This week we continue our focus on reporting and plan strategy by honing in on self-funded customers. Customers who choose to self-fund, in theory, assume their actual claim risk instead of paying set monthly premiums, otherwise known as fully insuring your group health plan.
The majority of groups (95%+) who self-fund, purchase catastrophic insurance protection, otherwise known as stop loss insurance.
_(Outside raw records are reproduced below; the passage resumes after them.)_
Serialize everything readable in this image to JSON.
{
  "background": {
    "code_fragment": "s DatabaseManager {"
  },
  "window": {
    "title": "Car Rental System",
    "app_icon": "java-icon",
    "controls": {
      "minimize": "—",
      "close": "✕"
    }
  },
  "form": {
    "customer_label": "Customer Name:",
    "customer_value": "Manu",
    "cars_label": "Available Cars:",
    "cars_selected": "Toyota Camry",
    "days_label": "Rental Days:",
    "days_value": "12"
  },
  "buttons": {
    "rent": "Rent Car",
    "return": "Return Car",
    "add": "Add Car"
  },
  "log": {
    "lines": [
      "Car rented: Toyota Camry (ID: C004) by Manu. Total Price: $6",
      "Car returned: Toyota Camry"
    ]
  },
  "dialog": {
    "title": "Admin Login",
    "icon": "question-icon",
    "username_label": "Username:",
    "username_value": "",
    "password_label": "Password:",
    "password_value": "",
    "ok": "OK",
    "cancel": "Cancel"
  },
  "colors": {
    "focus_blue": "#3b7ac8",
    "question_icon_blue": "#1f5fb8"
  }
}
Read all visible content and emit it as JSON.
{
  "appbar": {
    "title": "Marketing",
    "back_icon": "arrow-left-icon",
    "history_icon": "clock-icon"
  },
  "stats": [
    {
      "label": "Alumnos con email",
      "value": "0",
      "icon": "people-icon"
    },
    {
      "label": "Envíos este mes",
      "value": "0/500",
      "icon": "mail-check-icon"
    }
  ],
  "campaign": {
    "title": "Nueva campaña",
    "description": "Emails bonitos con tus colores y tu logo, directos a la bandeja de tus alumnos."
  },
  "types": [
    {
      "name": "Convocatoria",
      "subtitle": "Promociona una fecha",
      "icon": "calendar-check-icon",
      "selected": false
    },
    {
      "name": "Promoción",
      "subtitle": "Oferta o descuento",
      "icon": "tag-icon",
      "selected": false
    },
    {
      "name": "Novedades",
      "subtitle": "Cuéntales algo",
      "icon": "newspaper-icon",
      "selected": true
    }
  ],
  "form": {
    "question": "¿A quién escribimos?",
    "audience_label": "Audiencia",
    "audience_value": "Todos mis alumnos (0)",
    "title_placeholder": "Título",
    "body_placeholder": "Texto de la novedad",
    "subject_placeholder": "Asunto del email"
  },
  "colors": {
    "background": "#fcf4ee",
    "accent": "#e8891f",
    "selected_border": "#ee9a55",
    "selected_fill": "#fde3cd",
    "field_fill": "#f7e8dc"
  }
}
There are two basic types – 1) specific insurance, which is purchased at the member or contract level and 2) aggregate protection, which offers an umbrella type protection for a group’s entire population.
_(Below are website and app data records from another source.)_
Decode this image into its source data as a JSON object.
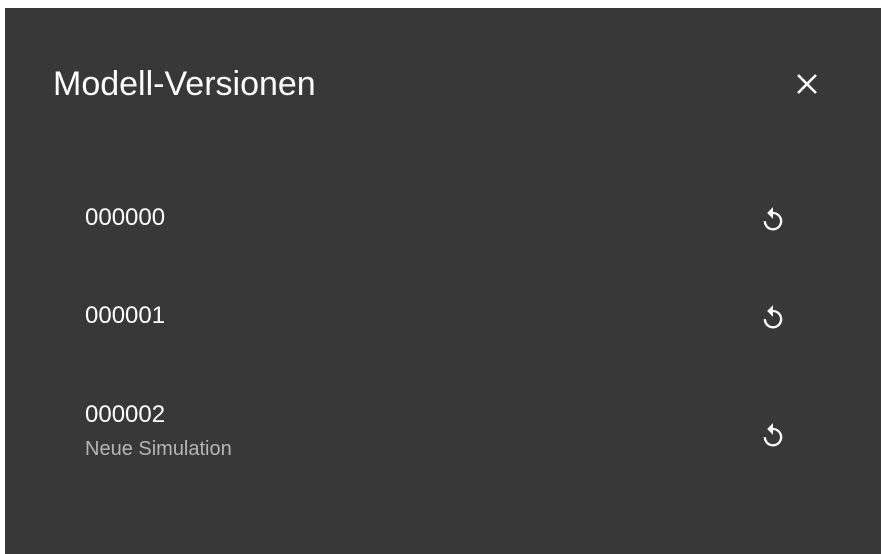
{
  "dialog": {
    "title": "Modell-Versionen",
    "close_icon": "close-icon"
  },
  "versions": [
    {
      "name": "000000",
      "description": "",
      "action_icon": "restore-icon"
    },
    {
      "name": "000001",
      "description": "",
      "action_icon": "restore-icon"
    },
    {
      "name": "000002",
      "description": "Neue Simulation",
      "action_icon": "restore-icon"
    }
  ],
  "colors": {
    "background": "#383838",
    "text": "#ffffff",
    "secondary_text": "#b5b5b5"
  }
}
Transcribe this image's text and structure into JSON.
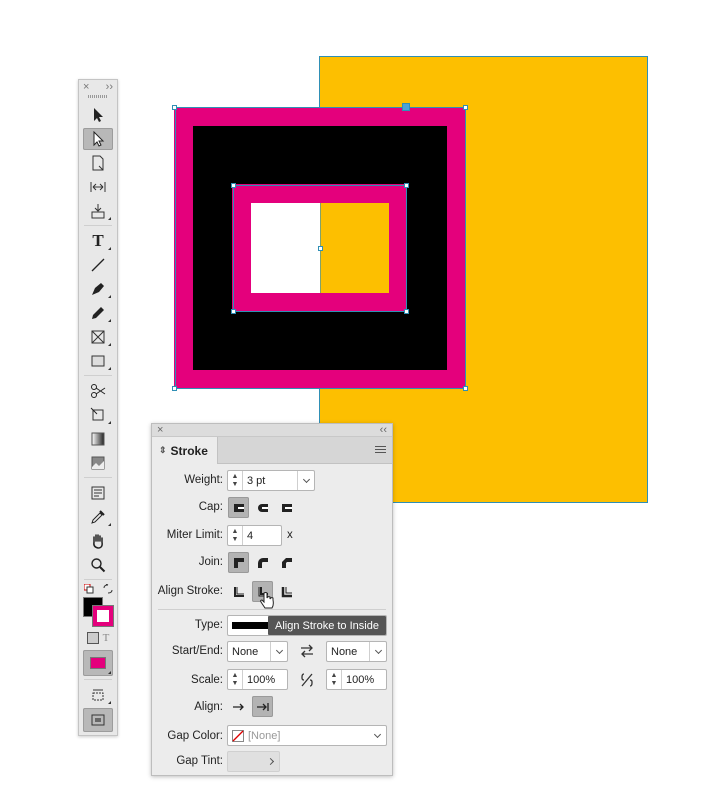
{
  "colors": {
    "page_yellow": "#fdbf00",
    "magenta": "#e4007c",
    "black": "#000000",
    "selection_blue": "#2f8fb5"
  },
  "toolbox": {
    "close_glyph": "×",
    "collapse_glyph": "››",
    "text_tool_label": "T",
    "format_text_glyph": "T",
    "tools": [
      "selection-tool",
      "direct-selection-tool",
      "page-tool",
      "gap-tool",
      "content-collector-tool",
      "type-tool",
      "line-tool",
      "pen-tool",
      "pencil-tool",
      "rectangle-frame-tool",
      "rectangle-tool",
      "scissors-tool",
      "free-transform-tool",
      "gradient-swatch-tool",
      "gradient-feather-tool",
      "note-tool",
      "eyedropper-tool",
      "hand-tool",
      "zoom-tool"
    ]
  },
  "stroke_panel": {
    "close_glyph": "×",
    "collapse_glyph": "‹‹",
    "tab_label": "Stroke",
    "weight_label": "Weight:",
    "weight_value": "3 pt",
    "cap_label": "Cap:",
    "miter_label": "Miter Limit:",
    "miter_value": "4",
    "miter_unit": "x",
    "join_label": "Join:",
    "align_stroke_label": "Align Stroke:",
    "type_label": "Type:",
    "start_end_label": "Start/End:",
    "start_value": "None",
    "end_value": "None",
    "scale_label": "Scale:",
    "scale_start": "100%",
    "scale_end": "100%",
    "align_label": "Align:",
    "gap_color_label": "Gap Color:",
    "gap_color_value": "[None]",
    "gap_tint_label": "Gap Tint:"
  },
  "tooltip": "Align Stroke to Inside"
}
Oftentimes, self-funding can end up costing an employer more money than it should, or even more than it would to fully insure the plan…YES – you read that correctly!
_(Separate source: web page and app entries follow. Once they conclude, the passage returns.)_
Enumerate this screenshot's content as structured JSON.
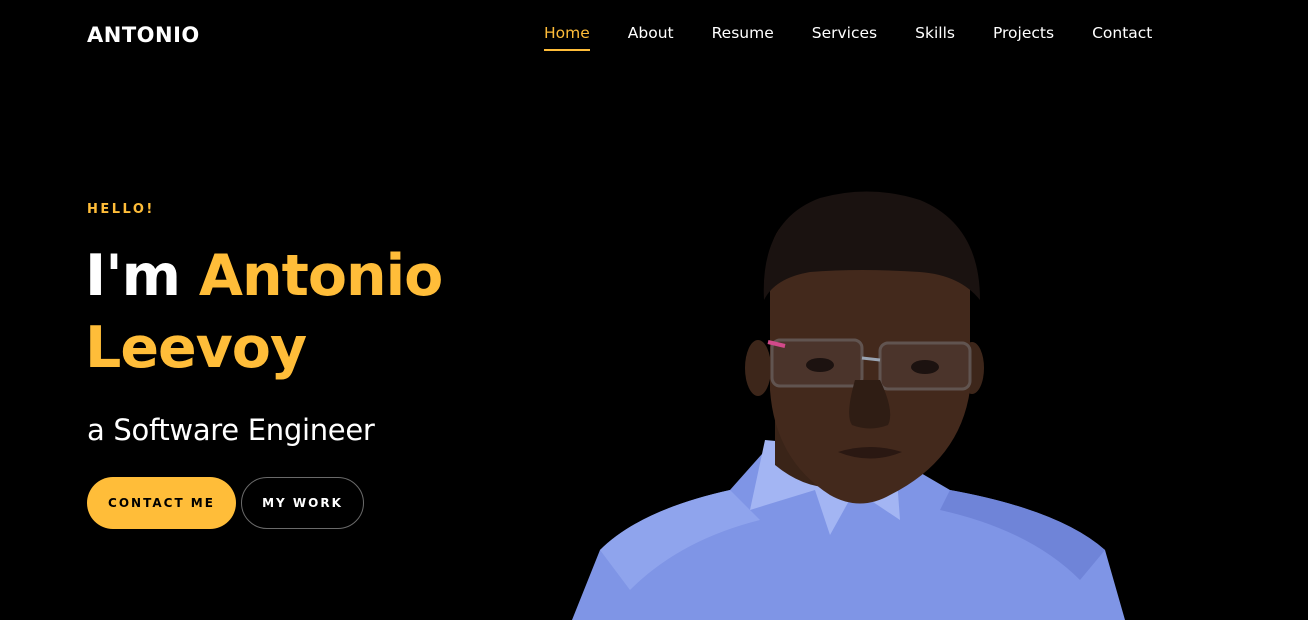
{
  "brand": {
    "logo": "ANTONIO",
    "accent_color": "#ffbd39",
    "background_color": "#000000"
  },
  "nav": {
    "items": [
      {
        "label": "Home",
        "active": true
      },
      {
        "label": "About",
        "active": false
      },
      {
        "label": "Resume",
        "active": false
      },
      {
        "label": "Services",
        "active": false
      },
      {
        "label": "Skills",
        "active": false
      },
      {
        "label": "Projects",
        "active": false
      },
      {
        "label": "Contact",
        "active": false
      }
    ]
  },
  "hero": {
    "greeting": "HELLO!",
    "headline_lead": "I'm",
    "headline_name": "Antonio Leevoy",
    "subtitle": "a Software Engineer",
    "primary_button": "CONTACT ME",
    "secondary_button": "MY WORK",
    "portrait_icon": "person-portrait-icon"
  }
}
Let me first say that I am a strong advocate of groups self-funding, but it must be done the correct way.
When analyzing a group’s major cost buckets, the expenses are generally separated into three categories:
1. Claim utilization or actual use of services
2. Administrative fees or the cost of doing business with your chosen carrier or TPA
3. Stop loss protection
The first two buckets will be saved for another day!
Stop Loss protection can represent 10-25% of a group’s annual spend; yet, the attention allocated to this very important component seems to be limited, and the level of time varies across agents and consultants. Dozens of questions should be vetted by your advisor so that you truly understand what you are buying and feel comfortable that you are purchasing the right insurance protection for your company.
Below are just a few vetting questions.
- What does your policy cover?
- Are you at the right specific stop loss level?
- How does the insurer of the stop loss policy determine your cost increase year over year?
- Is your premium based on actual catastrophic claims specific to your company or calculated from a pool?
- If you are pool rated, does it make sense to find a carrier that rewards you for good experience?
- If you are experience rated and performing poorly, should you consider joining a more pool rated friendly carrier while you ride out ongoing catastrophic claims?
Stop Loss, like any insurance product, can be an excellent tool for controlling risk, but it needs to be purchased properly. Purchasing too much could be just as problematic as purchasing too little. This product has outpaced just about every insurance product over the last decade, and it deserves just as much attention as carrier discount and claims management.